Among the lines below, how many have the string "date" in them? Only the number is wanted.
■ ■ ■ ■
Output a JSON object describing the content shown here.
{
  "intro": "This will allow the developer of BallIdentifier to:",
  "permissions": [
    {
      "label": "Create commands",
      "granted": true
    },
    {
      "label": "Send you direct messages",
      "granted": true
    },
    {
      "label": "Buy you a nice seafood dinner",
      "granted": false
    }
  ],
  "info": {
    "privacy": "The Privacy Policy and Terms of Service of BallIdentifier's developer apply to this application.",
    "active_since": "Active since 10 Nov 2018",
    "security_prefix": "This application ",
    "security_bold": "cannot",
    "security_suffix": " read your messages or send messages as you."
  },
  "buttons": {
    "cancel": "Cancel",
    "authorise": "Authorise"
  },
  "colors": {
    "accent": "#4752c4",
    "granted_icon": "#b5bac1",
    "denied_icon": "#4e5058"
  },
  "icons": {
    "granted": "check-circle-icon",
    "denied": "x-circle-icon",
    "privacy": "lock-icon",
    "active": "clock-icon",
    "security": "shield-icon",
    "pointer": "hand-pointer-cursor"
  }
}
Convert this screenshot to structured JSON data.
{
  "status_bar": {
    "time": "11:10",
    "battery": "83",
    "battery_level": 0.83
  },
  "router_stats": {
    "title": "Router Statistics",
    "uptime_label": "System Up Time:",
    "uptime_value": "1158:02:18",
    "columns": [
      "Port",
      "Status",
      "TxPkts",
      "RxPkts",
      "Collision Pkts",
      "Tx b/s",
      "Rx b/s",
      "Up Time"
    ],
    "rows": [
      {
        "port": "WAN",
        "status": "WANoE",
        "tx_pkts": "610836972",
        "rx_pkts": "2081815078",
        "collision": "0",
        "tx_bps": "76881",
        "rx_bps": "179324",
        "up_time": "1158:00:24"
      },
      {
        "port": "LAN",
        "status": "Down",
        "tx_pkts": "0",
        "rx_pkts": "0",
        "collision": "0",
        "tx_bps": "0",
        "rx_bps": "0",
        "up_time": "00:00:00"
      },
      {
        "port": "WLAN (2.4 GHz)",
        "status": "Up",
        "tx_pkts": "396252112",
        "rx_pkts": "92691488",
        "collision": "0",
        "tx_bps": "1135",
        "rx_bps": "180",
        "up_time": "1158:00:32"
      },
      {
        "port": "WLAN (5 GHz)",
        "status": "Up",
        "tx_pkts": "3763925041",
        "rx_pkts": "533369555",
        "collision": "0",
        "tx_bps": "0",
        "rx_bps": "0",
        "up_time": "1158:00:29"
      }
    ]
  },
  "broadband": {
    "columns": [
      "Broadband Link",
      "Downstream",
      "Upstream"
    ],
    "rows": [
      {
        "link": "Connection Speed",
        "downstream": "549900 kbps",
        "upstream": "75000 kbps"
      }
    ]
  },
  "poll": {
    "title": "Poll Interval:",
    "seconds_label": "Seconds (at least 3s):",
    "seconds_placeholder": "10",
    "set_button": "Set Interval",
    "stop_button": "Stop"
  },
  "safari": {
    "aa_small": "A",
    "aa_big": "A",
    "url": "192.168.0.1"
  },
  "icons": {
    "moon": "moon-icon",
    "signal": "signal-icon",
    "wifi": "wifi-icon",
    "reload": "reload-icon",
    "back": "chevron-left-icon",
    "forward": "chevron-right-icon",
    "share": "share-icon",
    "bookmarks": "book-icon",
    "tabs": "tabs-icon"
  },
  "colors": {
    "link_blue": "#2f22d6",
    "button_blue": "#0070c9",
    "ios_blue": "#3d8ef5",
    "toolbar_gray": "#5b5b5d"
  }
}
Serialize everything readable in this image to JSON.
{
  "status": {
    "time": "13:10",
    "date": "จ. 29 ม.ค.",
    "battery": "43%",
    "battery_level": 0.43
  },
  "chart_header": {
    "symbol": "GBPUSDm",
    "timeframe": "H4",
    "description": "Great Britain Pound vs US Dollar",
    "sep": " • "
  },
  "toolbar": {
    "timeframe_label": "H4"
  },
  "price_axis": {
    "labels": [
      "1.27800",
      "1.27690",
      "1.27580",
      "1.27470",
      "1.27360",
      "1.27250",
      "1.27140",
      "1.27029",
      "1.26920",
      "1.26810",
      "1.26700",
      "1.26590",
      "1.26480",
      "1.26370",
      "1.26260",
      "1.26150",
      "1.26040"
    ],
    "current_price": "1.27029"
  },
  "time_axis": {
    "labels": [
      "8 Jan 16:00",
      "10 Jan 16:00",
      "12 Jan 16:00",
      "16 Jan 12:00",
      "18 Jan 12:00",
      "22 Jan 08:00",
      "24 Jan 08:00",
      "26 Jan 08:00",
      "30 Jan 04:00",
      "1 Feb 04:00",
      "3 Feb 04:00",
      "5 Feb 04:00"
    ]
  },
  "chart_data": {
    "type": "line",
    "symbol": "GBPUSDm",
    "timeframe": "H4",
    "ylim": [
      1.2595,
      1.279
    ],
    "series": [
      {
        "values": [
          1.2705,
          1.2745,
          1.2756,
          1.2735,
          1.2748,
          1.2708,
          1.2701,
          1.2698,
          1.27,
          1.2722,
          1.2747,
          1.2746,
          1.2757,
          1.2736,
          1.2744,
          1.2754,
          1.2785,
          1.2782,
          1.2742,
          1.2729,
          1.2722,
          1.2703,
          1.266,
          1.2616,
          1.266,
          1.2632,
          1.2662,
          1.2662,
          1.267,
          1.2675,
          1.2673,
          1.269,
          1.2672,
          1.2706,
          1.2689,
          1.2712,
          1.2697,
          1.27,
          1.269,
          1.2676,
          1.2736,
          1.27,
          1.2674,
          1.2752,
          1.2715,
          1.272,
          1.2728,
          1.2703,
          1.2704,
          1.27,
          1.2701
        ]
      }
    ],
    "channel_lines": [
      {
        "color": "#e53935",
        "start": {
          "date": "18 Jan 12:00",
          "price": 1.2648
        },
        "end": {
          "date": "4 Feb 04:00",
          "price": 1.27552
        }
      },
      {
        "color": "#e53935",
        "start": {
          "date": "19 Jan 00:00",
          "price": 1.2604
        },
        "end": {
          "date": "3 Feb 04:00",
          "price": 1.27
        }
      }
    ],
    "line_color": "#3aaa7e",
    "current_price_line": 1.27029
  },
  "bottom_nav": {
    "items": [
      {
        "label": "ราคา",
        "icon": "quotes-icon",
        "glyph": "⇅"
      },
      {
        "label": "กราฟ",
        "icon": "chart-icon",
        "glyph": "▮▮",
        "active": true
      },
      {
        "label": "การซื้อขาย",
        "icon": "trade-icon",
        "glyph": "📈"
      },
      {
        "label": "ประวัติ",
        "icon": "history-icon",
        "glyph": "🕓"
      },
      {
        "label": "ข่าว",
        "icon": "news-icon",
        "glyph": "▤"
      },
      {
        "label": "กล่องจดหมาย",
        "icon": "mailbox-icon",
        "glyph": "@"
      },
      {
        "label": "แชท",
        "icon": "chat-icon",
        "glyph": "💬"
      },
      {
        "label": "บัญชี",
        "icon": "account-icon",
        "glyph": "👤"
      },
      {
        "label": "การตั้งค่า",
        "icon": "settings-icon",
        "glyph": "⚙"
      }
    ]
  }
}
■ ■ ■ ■
YOUR SOLUTION:
5